[Provided records Boundary: Start]
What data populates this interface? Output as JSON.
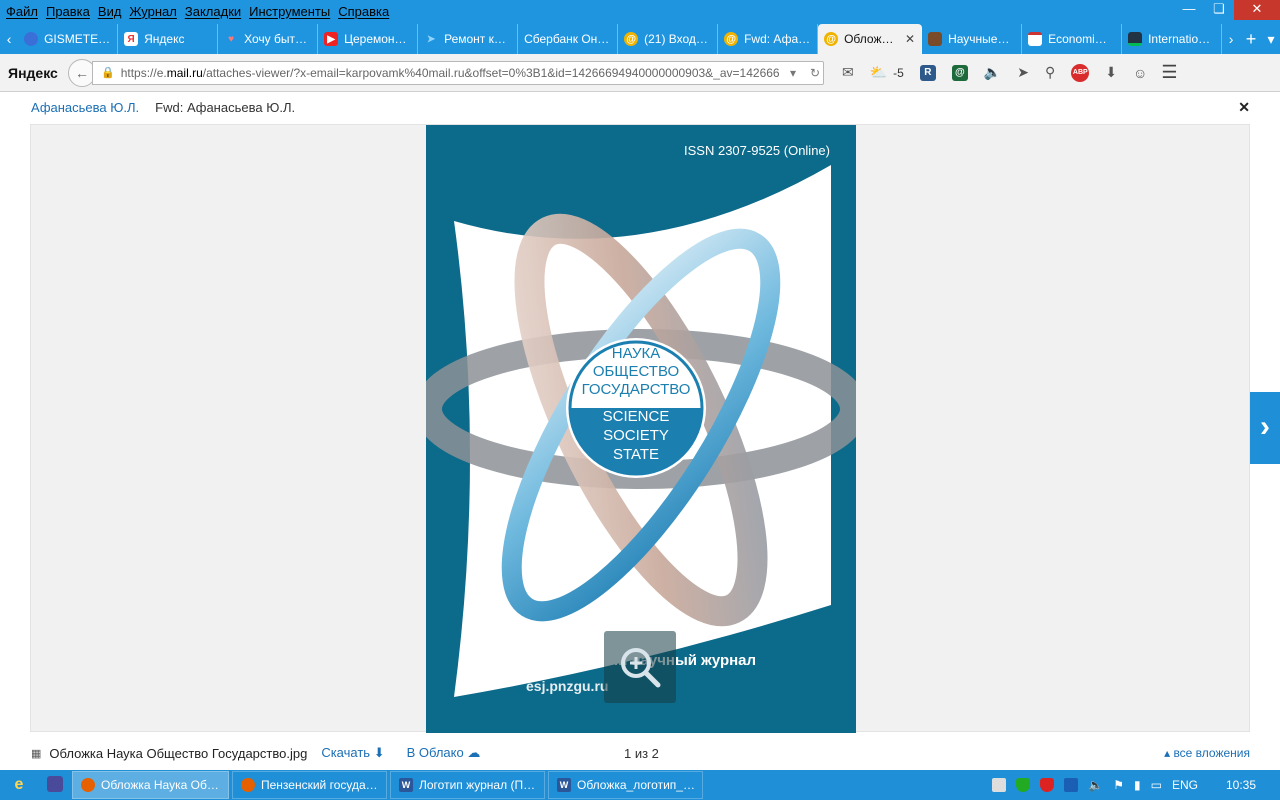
{
  "menubar": {
    "items": [
      "Файл",
      "Правка",
      "Вид",
      "Журнал",
      "Закладки",
      "Инструменты",
      "Справка"
    ]
  },
  "tabs": [
    {
      "label": "GISMETE…",
      "icon": "globe-icon",
      "color": "#3b6fd8"
    },
    {
      "label": "Яндекс",
      "icon": "yandex-icon",
      "color": "#e33"
    },
    {
      "label": "Хочу быт…",
      "icon": "heart-icon",
      "color": "#e66"
    },
    {
      "label": "Церемон…",
      "icon": "youtube-icon",
      "color": "#e22"
    },
    {
      "label": "Ремонт к…",
      "icon": "arrow-icon",
      "color": "#1a8fd9"
    },
    {
      "label": "Сбербанк Он…",
      "icon": "",
      "color": ""
    },
    {
      "label": "(21) Входя…",
      "icon": "mail-at-icon",
      "color": "#f0b400"
    },
    {
      "label": "Fwd: Афа…",
      "icon": "mail-at-icon",
      "color": "#f0b400"
    },
    {
      "label": "Облож…",
      "icon": "mail-at-icon",
      "color": "#f0b400",
      "active": true
    },
    {
      "label": "Научные…",
      "icon": "book-icon",
      "color": "#7a4b2a"
    },
    {
      "label": "Economi…",
      "icon": "page-icon",
      "color": "#c33"
    },
    {
      "label": "Internatio…",
      "icon": "page-icon",
      "color": "#0b5"
    }
  ],
  "navbar": {
    "brand": "Яндекс",
    "url_prefix": "https://e.",
    "url_domain": "mail.ru",
    "url_rest": "/attaches-viewer/?x-email=karpovamk%40mail.ru&offset=0%3B1&id=14266694940000000903&_av=1426669",
    "weather": "-5"
  },
  "viewer": {
    "sender": "Афанасьева Ю.Л.",
    "subject": "Fwd: Афанасьева Ю.Л."
  },
  "cover": {
    "issn": "ISSN  2307-9525 (Online)",
    "logo_ru": [
      "НАУКА",
      "ОБЩЕСТВО",
      "ГОСУДАРСТВО"
    ],
    "logo_en": [
      "SCIENCE",
      "SOCIETY",
      "STATE"
    ],
    "footer_line1": "Электронный научный журнал",
    "footer_line2": "esj.pnzgu.ru",
    "colors": {
      "background": "#0c6a8a",
      "logo_blue": "#1b7fb0"
    }
  },
  "attachment": {
    "filename": "Обложка Наука Общество Государство.jpg",
    "download": "Скачать",
    "cloud": "В Облако",
    "counter": "1 из 2",
    "all": "все вложения"
  },
  "taskbar": {
    "tasks": [
      {
        "label": "Обложка Наука Об…",
        "icon": "firefox-icon",
        "active": true
      },
      {
        "label": "Пензенский госуда…",
        "icon": "firefox-icon"
      },
      {
        "label": "Логотип журнал (П…",
        "icon": "word-icon"
      },
      {
        "label": "Обложка_логотип_…",
        "icon": "word-icon"
      }
    ],
    "language": "ENG",
    "time": "10:35"
  }
}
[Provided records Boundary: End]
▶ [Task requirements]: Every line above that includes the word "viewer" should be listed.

▶ [Task output]:
    "url_rest": "/attaches-viewer/?x-email=karpovamk%40mail.ru&offset=0%3B1&id=14266694940000000903&_av=1426669",
  "viewer": {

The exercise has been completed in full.